# Task to carry out
Say how many lines below hold the word "heading"; give the number by itself.

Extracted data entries
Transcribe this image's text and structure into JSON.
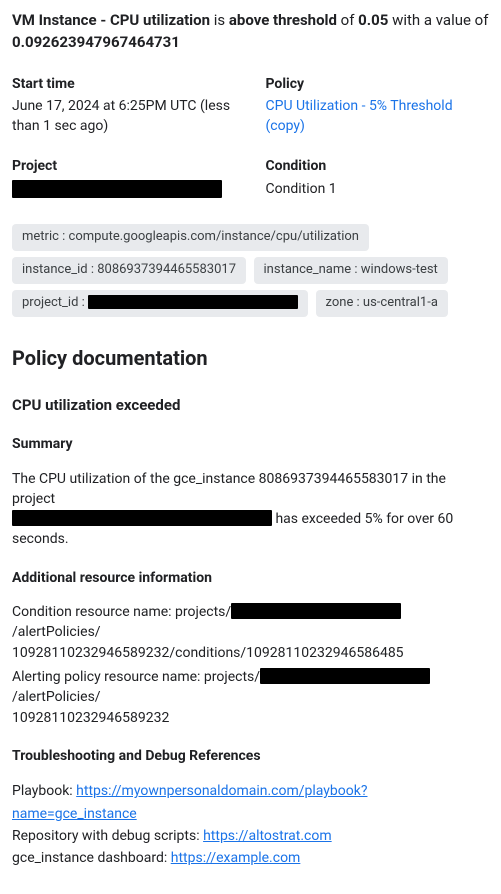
{
  "title": {
    "a": "VM Instance - CPU utilization",
    "b": " is ",
    "c": "above threshold",
    "d": " of ",
    "e": "0.05",
    "f": " with a value of ",
    "g": "0.092623947967464731"
  },
  "meta": {
    "start_label": "Start time",
    "start_value": "June 17, 2024 at 6:25PM UTC (less than 1 sec ago)",
    "policy_label": "Policy",
    "policy_link": "CPU Utilization - 5% Threshold (copy)",
    "project_label": "Project",
    "condition_label": "Condition",
    "condition_value": "Condition 1"
  },
  "chips": {
    "metric": "metric : compute.googleapis.com/instance/cpu/utilization",
    "instance_id": "instance_id : 8086937394465583017",
    "instance_name": "instance_name : windows-test",
    "project_id_prefix": "project_id : ",
    "zone": "zone : us-central1-a"
  },
  "doc": {
    "heading": "Policy documentation",
    "sub": "CPU utilization exceeded",
    "summary_h": "Summary",
    "summary_a": "The CPU utilization of the gce_instance 8086937394465583017 in the project ",
    "summary_b": " has exceeded 5% for over 60 seconds.",
    "addl_h": "Additional resource information",
    "cond_a": "Condition resource name: projects/",
    "cond_b": "/alertPolicies/",
    "cond_c": "10928110232946589232/conditions/10928110232946586485",
    "pol_a": "Alerting policy resource name: projects/",
    "pol_b": "/alertPolicies/",
    "pol_c": "10928110232946589232",
    "trouble_h": "Troubleshooting and Debug References",
    "playbook_l": "Playbook: ",
    "playbook_u": "https://myownpersonaldomain.com/playbook?name=gce_instance",
    "repo_l": "Repository with debug scripts: ",
    "repo_u": "https://altostrat.com",
    "dash_l": "gce_instance dashboard: ",
    "dash_u": "https://example.com"
  }
}
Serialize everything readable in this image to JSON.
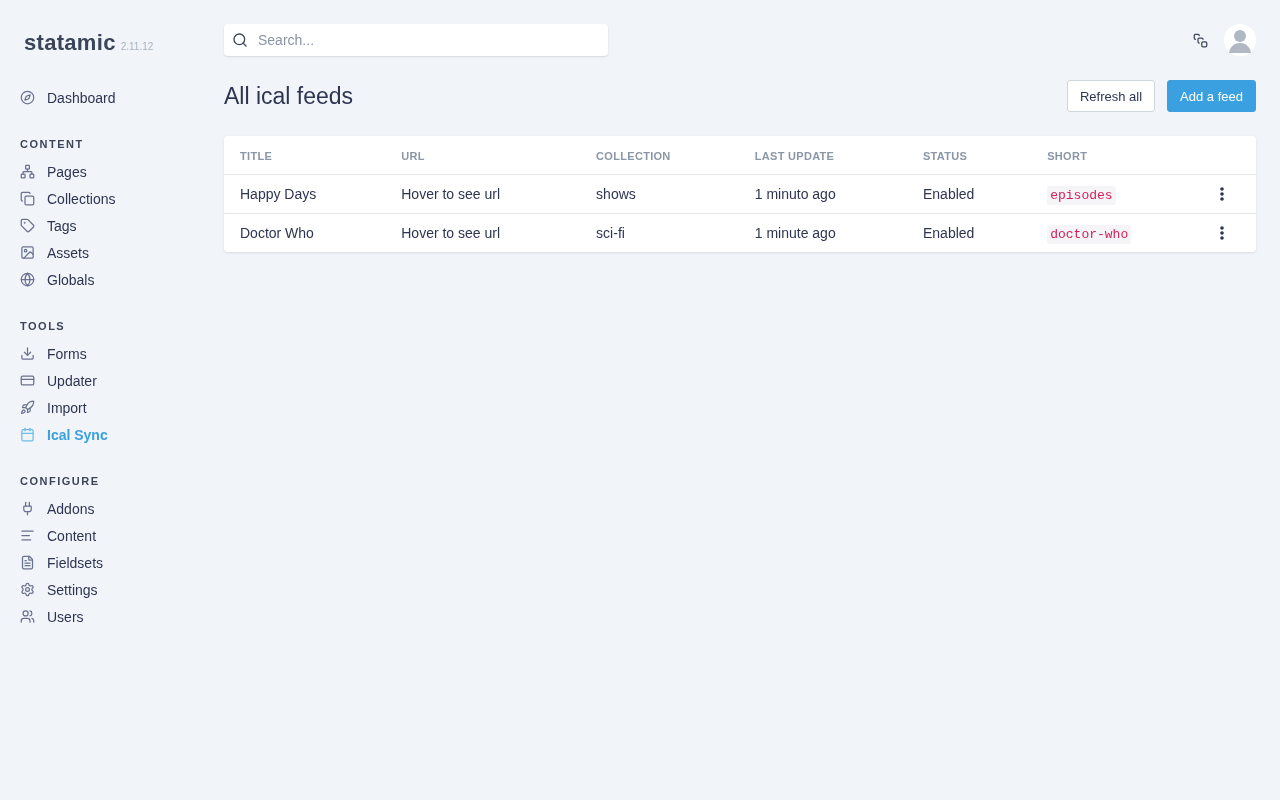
{
  "brand": {
    "name": "statamic",
    "version": "2.11.12"
  },
  "search": {
    "placeholder": "Search..."
  },
  "sidebar": [
    {
      "items": [
        {
          "label": "Dashboard",
          "selected": false
        }
      ]
    },
    {
      "heading": "CONTENT",
      "items": [
        {
          "label": "Pages",
          "selected": false
        },
        {
          "label": "Collections",
          "selected": false
        },
        {
          "label": "Tags",
          "selected": false
        },
        {
          "label": "Assets",
          "selected": false
        },
        {
          "label": "Globals",
          "selected": false
        }
      ]
    },
    {
      "heading": "TOOLS",
      "items": [
        {
          "label": "Forms",
          "selected": false
        },
        {
          "label": "Updater",
          "selected": false
        },
        {
          "label": "Import",
          "selected": false
        },
        {
          "label": "Ical Sync",
          "selected": true
        }
      ]
    },
    {
      "heading": "CONFIGURE",
      "items": [
        {
          "label": "Addons",
          "selected": false
        },
        {
          "label": "Content",
          "selected": false
        },
        {
          "label": "Fieldsets",
          "selected": false
        },
        {
          "label": "Settings",
          "selected": false
        },
        {
          "label": "Users",
          "selected": false
        }
      ]
    }
  ],
  "page": {
    "title": "All ical feeds",
    "buttons": [
      {
        "label": "Refresh all",
        "kind": "secondary"
      },
      {
        "label": "Add a feed",
        "kind": "primary"
      }
    ]
  },
  "table": {
    "columns": [
      "TITLE",
      "URL",
      "COLLECTION",
      "LAST UPDATE",
      "STATUS",
      "SHORT"
    ],
    "rows": [
      {
        "title": "Happy Days",
        "url": "Hover to see url",
        "collection": "shows",
        "last_update": "1 minuto ago",
        "status": "Enabled",
        "short": "episodes"
      },
      {
        "title": "Doctor Who",
        "url": "Hover to see url",
        "collection": "sci-fi",
        "last_update": "1 minute ago",
        "status": "Enabled",
        "short": "doctor-who"
      }
    ]
  }
}
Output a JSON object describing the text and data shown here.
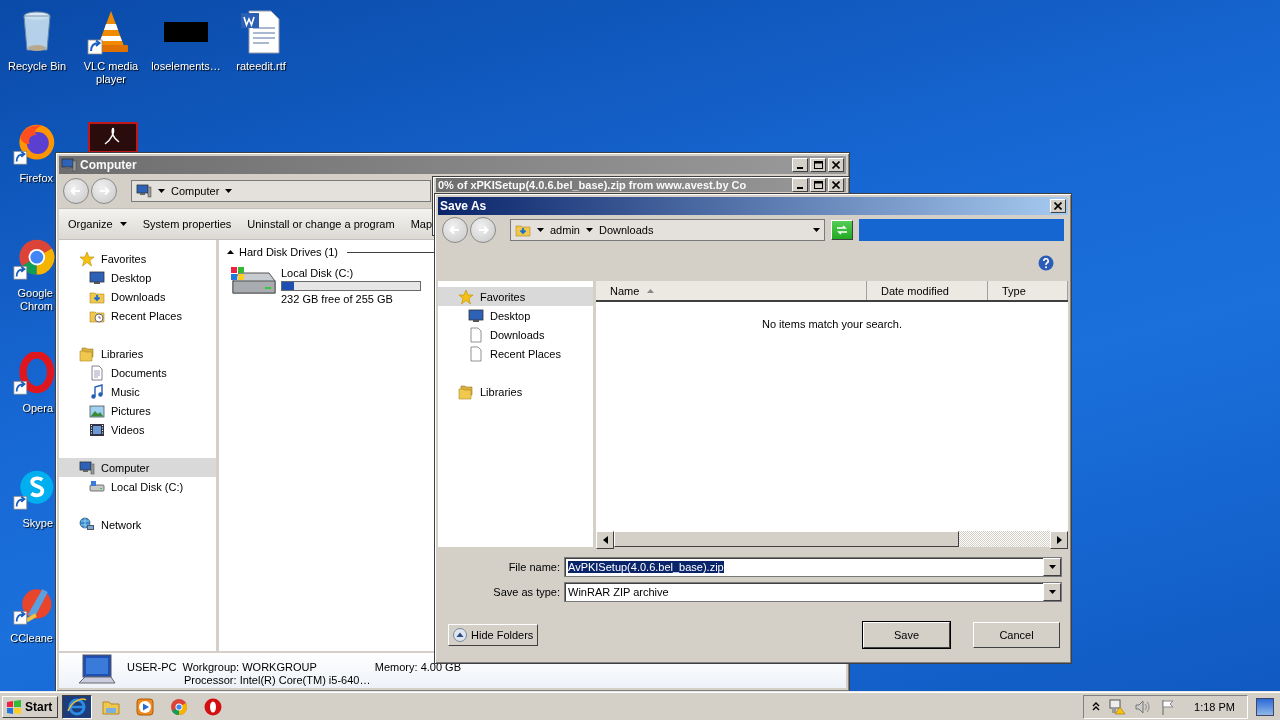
{
  "desktop": {
    "top_icons": [
      {
        "label": "Recycle Bin",
        "kind": "recycle"
      },
      {
        "label": "VLC media player",
        "kind": "vlc"
      },
      {
        "label": "loselements…",
        "kind": "thumbnail"
      },
      {
        "label": "rateedit.rtf",
        "kind": "word"
      }
    ],
    "side_icons": [
      {
        "label": "Firefox",
        "kind": "firefox"
      },
      {
        "label": "Google Chrom",
        "kind": "chrome"
      },
      {
        "label": "Opera",
        "kind": "opera"
      },
      {
        "label": "Skype",
        "kind": "skype"
      },
      {
        "label": "CCleane",
        "kind": "ccleaner"
      }
    ]
  },
  "computer_window": {
    "title": "Computer",
    "address": "Computer",
    "toolbar": [
      {
        "label": "Organize",
        "kind": "menu"
      },
      {
        "label": "System properties",
        "kind": "command"
      },
      {
        "label": "Uninstall or change a program",
        "kind": "command"
      },
      {
        "label": "Map",
        "kind": "command"
      }
    ],
    "nav": [
      {
        "label": "Favorites",
        "kind": "star",
        "selected": false,
        "children": [
          {
            "label": "Desktop",
            "kind": "monitor",
            "selected": false
          },
          {
            "label": "Downloads",
            "kind": "download-folder",
            "selected": false
          },
          {
            "label": "Recent Places",
            "kind": "clock-folder",
            "selected": false
          }
        ]
      },
      {
        "label": "Libraries",
        "kind": "library",
        "selected": false,
        "children": [
          {
            "label": "Documents",
            "kind": "document",
            "selected": false
          },
          {
            "label": "Music",
            "kind": "music",
            "selected": false
          },
          {
            "label": "Pictures",
            "kind": "picture",
            "selected": false
          },
          {
            "label": "Videos",
            "kind": "film",
            "selected": false
          }
        ]
      },
      {
        "label": "Computer",
        "kind": "computer",
        "selected": true,
        "children": [
          {
            "label": "Local Disk (C:)",
            "kind": "drive",
            "selected": false
          }
        ]
      },
      {
        "label": "Network",
        "kind": "network",
        "selected": false
      }
    ],
    "group": "Hard Disk Drives (1)",
    "drives": [
      {
        "name": "Local Disk (C:)",
        "level": 0.09,
        "space": "232 GB free of 255 GB"
      }
    ],
    "details": {
      "name": "USER-PC",
      "workgroup": "Workgroup: WORKGROUP",
      "memory": "Memory: 4.00 GB",
      "processor": "Processor: Intel(R) Core(TM) i5-640…"
    }
  },
  "download_window": {
    "title": "0% of xPKISetup(4.0.6.bel_base).zip from www.avest.by Co"
  },
  "save_dialog": {
    "title": "Save As",
    "path": [
      "admin",
      "Downloads"
    ],
    "nav": [
      {
        "label": "Favorites",
        "kind": "star",
        "selected": true,
        "children": [
          {
            "label": "Desktop",
            "kind": "monitor",
            "selected": false
          },
          {
            "label": "Downloads",
            "kind": "page",
            "selected": false
          },
          {
            "label": "Recent Places",
            "kind": "page",
            "selected": false
          }
        ]
      },
      {
        "label": "Libraries",
        "kind": "library",
        "selected": false
      }
    ],
    "columns": [
      {
        "label": "Name",
        "sorted": true
      },
      {
        "label": "Date modified",
        "sorted": false
      },
      {
        "label": "Type",
        "sorted": false
      }
    ],
    "empty_message": "No items match your search.",
    "fields": [
      {
        "label": "File name:",
        "value": "AvPKISetup(4.0.6.bel_base).zip",
        "selected": true
      },
      {
        "label": "Save as type:",
        "value": "WinRAR ZIP archive",
        "selected": false
      }
    ],
    "hide_folders": "Hide Folders",
    "buttons": [
      {
        "label": "Save",
        "default": true
      },
      {
        "label": "Cancel",
        "default": false
      }
    ]
  },
  "taskbar": {
    "start": "Start",
    "apps": [
      {
        "kind": "ie",
        "selected": true
      },
      {
        "kind": "explorer",
        "selected": false
      },
      {
        "kind": "media",
        "selected": false
      },
      {
        "kind": "chrome",
        "selected": false
      },
      {
        "kind": "opera",
        "selected": false
      }
    ],
    "clock": "1:18 PM"
  }
}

# Solution for this exercise
4